Leadership, Creativity, and Coronavirus

How we can creatively lead in rapidly changing times

In the Masters of Organizational Leadership program at The King’s University, one of the final classes students take is called Current Issues and Leadership Studies. It’s a great class, and it helps students to see how the field of leadership studies is moving in new and interesting directions. One of the topics in this class is the idea of arts and aesthetics in leadership. We talk about thinking of leadership as an artist would, using all of our physical senses, thinking about intuition and extra-rational ways to think about leading our organizations, as well as expressing meaning to others through the arts as a leader, using symbols, stories, metaphors, etc. Further, it acknowledges the realty of paradoxes and tension as  a normal part of organizational life, and that “solving problems” is not the only important thing that leaders do. This is pretty “out there” stuff for a discipline that is largely rooted in the “rational” approach and the social sciences but can offer powerful ways to think about leadership and open up new ways to be effective as leaders. 
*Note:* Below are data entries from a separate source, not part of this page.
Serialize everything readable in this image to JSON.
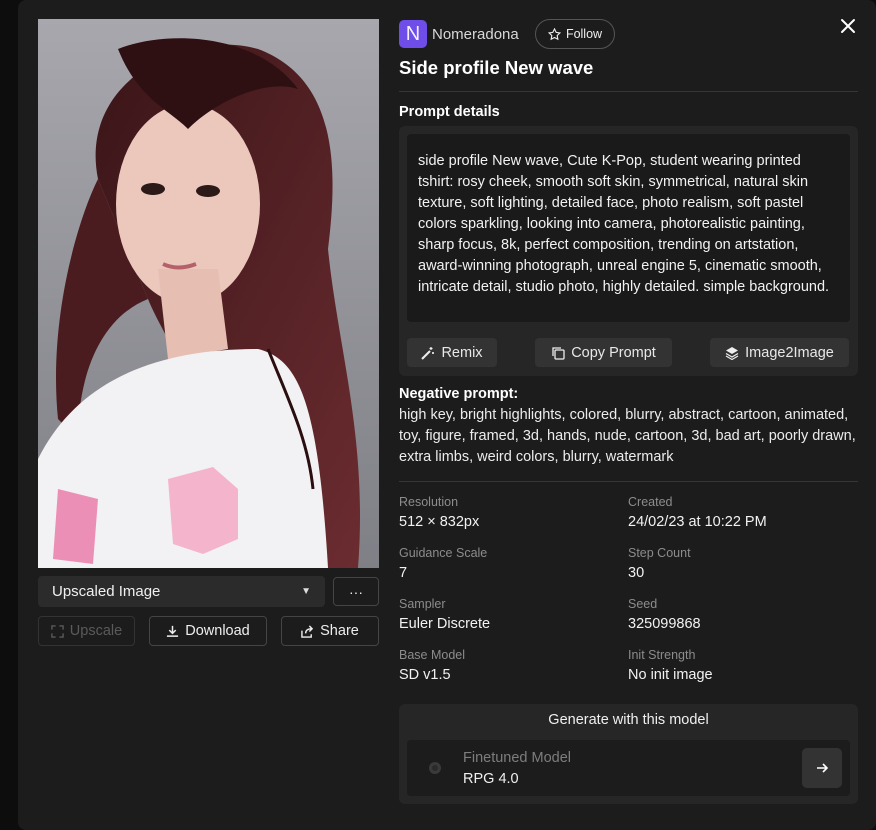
{
  "image": {
    "view_select": "Upscaled Image",
    "more_label": "···",
    "actions": {
      "upscale": "Upscale",
      "download": "Download",
      "share": "Share"
    }
  },
  "author": {
    "avatar_letter": "N",
    "name": "Nomeradona",
    "follow_label": "Follow"
  },
  "title": "Side profile New wave",
  "prompt": {
    "heading": "Prompt details",
    "text": "side profile New wave, Cute K-Pop, student wearing printed tshirt: rosy cheek, smooth soft skin, symmetrical, natural skin texture, soft lighting, detailed face, photo realism, soft pastel colors sparkling, looking into camera, photorealistic painting, sharp focus, 8k, perfect composition, trending on artstation, award-winning photograph, unreal engine 5, cinematic smooth, intricate detail, studio photo, highly detailed. simple background.",
    "buttons": {
      "remix": "Remix",
      "copy": "Copy Prompt",
      "img2img": "Image2Image"
    }
  },
  "negative": {
    "heading": "Negative prompt:",
    "text": "high key, bright highlights, colored, blurry, abstract, cartoon, animated, toy, figure, framed, 3d, hands, nude, cartoon, 3d, bad art, poorly drawn, extra limbs, weird colors, blurry, watermark"
  },
  "meta": {
    "resolution": {
      "label": "Resolution",
      "value": "512 × 832px"
    },
    "created": {
      "label": "Created",
      "value": "24/02/23 at 10:22 PM"
    },
    "guidance": {
      "label": "Guidance Scale",
      "value": "7"
    },
    "steps": {
      "label": "Step Count",
      "value": "30"
    },
    "sampler": {
      "label": "Sampler",
      "value": "Euler Discrete"
    },
    "seed": {
      "label": "Seed",
      "value": "325099868"
    },
    "base_model": {
      "label": "Base Model",
      "value": "SD v1.5"
    },
    "init_strength": {
      "label": "Init Strength",
      "value": "No init image"
    }
  },
  "generate": {
    "heading": "Generate with this model",
    "model_type": "Finetuned Model",
    "model_name": "RPG 4.0"
  },
  "colors": {
    "accent": "#6e4de8",
    "background": "#1c1c1c",
    "panel": "#262626"
  }
}
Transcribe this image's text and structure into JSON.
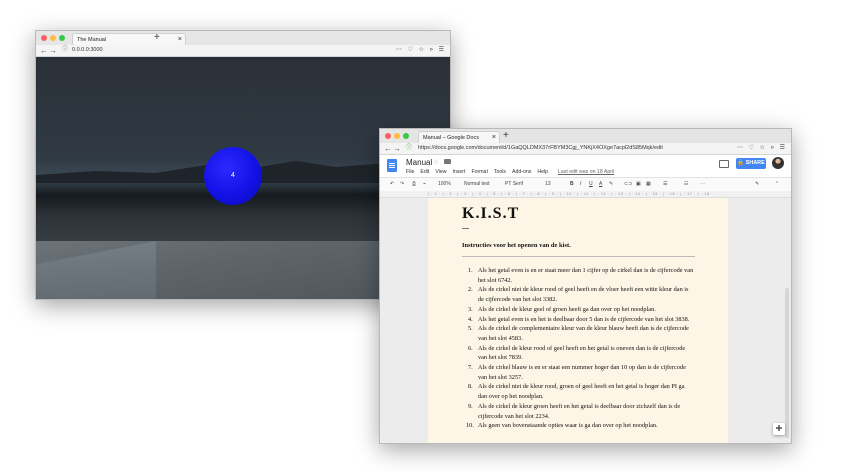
{
  "browser1": {
    "tab_title": "The Manual",
    "url": "0.0.0.0:3000",
    "nav_right": "⋯ ♡ ☆ » ☰",
    "scene": {
      "ball_label": "4",
      "ball_color": "#1414ee"
    }
  },
  "browser2": {
    "tab_title": "Manual – Google Docs",
    "url": "https://docs.google.com/document/d/1GaQQLDMX37rFBYM3Cgj_YNKjX4OXge7acpl2dS85Mqk/edit",
    "nav_right": "⋯ ♡ ☆ » ☰",
    "docs": {
      "title": "Manual",
      "menus": [
        "File",
        "Edit",
        "View",
        "Insert",
        "Format",
        "Tools",
        "Add-ons",
        "Help"
      ],
      "last_edit": "Last edit was on 18 April",
      "share_label": "SHARE",
      "toolbar": {
        "zoom": "100%",
        "style": "Normal text",
        "font": "PT Serif",
        "size": "13"
      },
      "accent_color": "#4285f4"
    },
    "document": {
      "heading": "K.I.S.T",
      "subheading": "Instructies voor het openen van de kist.",
      "items": [
        {
          "num": "1.",
          "text": "Als het getal even is en er staat meer dan 1 cijfer op de cirkel dan is de cijfercode van het slot 6742."
        },
        {
          "num": "2.",
          "text": "Als de cirkel niet de kleur rood of geel heeft en de vloer heeft een witte kleur dan is de cijfercode van het slot 3382."
        },
        {
          "num": "3.",
          "text": "Als de cirkel de kleur geel of groen heeft ga dan over op het noodplan."
        },
        {
          "num": "4.",
          "text": "Als het getal even is en het is deelbaar door 5 dan is de cijfercode van het slot 3838."
        },
        {
          "num": "5.",
          "text": "Als de cirkel de complementaire kleur van de kleur blauw heeft dan is de cijfercode van het slot 4583."
        },
        {
          "num": "6.",
          "text": "Als de cirkel de kleur rood of geel heeft en het getal is oneven dan is de cijfercode van het slot 7839."
        },
        {
          "num": "7.",
          "text": "Als de cirkel blauw is en er staat een nummer hoger dan 10 op dan is de cijfercode van het slot 3257."
        },
        {
          "num": "8.",
          "text": "Als de cirkel niet de kleur rood, groen of geel heeft en het getal is hoger dan PI ga dan over op het noodplan."
        },
        {
          "num": "9.",
          "text": "Als de cirkel de kleur groen heeft en het getal is deelbaar door zichzelf dan is de cijfercode van het slot 2234."
        },
        {
          "num": "10.",
          "text": "Als geen van bovenstaande opties waar is ga dan over op het noodplan."
        }
      ]
    }
  }
}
This should not be too “out there” for believers. After all, we serve a creative God. In fact, the very first thing that we read about God doing in the Bible is that He created something (Gen. 1:1). If we are made in God’s image, then we too must be creative beings. I really think creativity is part of God’s image, reflected in us in a variety of ways. We have a lot of creative students at TKU, and creating things requires a different approach than does studying. It requires a little more intuition, flexibility, and reflexivity between our environment and our feelings and what’s going on in the world. Yet even Christian leaders can get stuck in a rationalistic, managerial, and problem-solving mode, doing things the way we always do things. But if the COVID-19 crisis has taught us anything, it is that “business as usual” does not work. (Not sure if it ever did—we just like to find a solution and go on cruise control. But that is the topic for another blog.)

This idea of artistic expression has made its way into thinking about and practicing leadership. Leadership is about creating solutions to problems, making our way into the future, creating vision, meaning, and purpose for people, and helping organizations align around common cause. Thinking about the intersection of the arts and leadership is interesting. As leaders, we are creative people. We create a vision of something for our ministry our organizations, not necessarily creating “something out of nothing”—we’re not God—but we utilize resources and harness people’s energy, expertise, energy, ability, and commitment to help us create an organization or ministry that is effective and meaningful.

In the class I gave students an option to do a discussion online post on a creative expression that reflects creativity and their leadership. Several of them decided to write about things that they’re doing in response to our current COVID19 quarantine situation. One of the students wrote a poem called “For Now.” It was very hopeful and helpful, a great leadership posture. For now, we are homebound, for now we’re isolated, scared, maybe even out of work. But this is a season that we’re going through and God has great things ahead, and God is going to redeem the “for now,” and in hindsight we will see what He’s doing. It truly blessed the class and conveyed a powerful idea in an artistic in creative way, and helps us make sense of things beyond what a typical “rational” exhortation can. 

Another student described what their church did for Easter. He is a children’s pastor of a medium sized church in the DFW area. They did a “drive-by Easter egg hunt.” They created big pictures of colorful eggs, and each of the eggs had a Scripture verse on it or something related to the resurrection. They have a lot of windows in their church, and so they put the eggs in different “baskets” (windows), and they asked the parents to drive around with their kids to find all the different eggs, and to retell the story that they were seeing. So many people were blessed by that, and the response they received afterwards from the parents was tremendous. Even the older members, some whom are homebound, got in the cars and drove through. He described the tears in their eyes, that the church would come up with this creative way to still celebrate the purpose of Easter. What a great, creative leadership artistic expression to respond to a current situation. As we journey on through this season and beyond, think creatively about doing leadership in new and different ways. This season is forcing many of us to be creative. As we go into the future, think of yourself as an artist of sorts—you’re creating something that doesn’t exist, you’re using the capacity of creativity, the resources that God has given you to create something new in order to give people meaning, hope, purpose, and, of course, to share the gospel. So go out there, create something beautiful, and bring people closer in relationship with Jesus, through whom all things were created (John 1:3).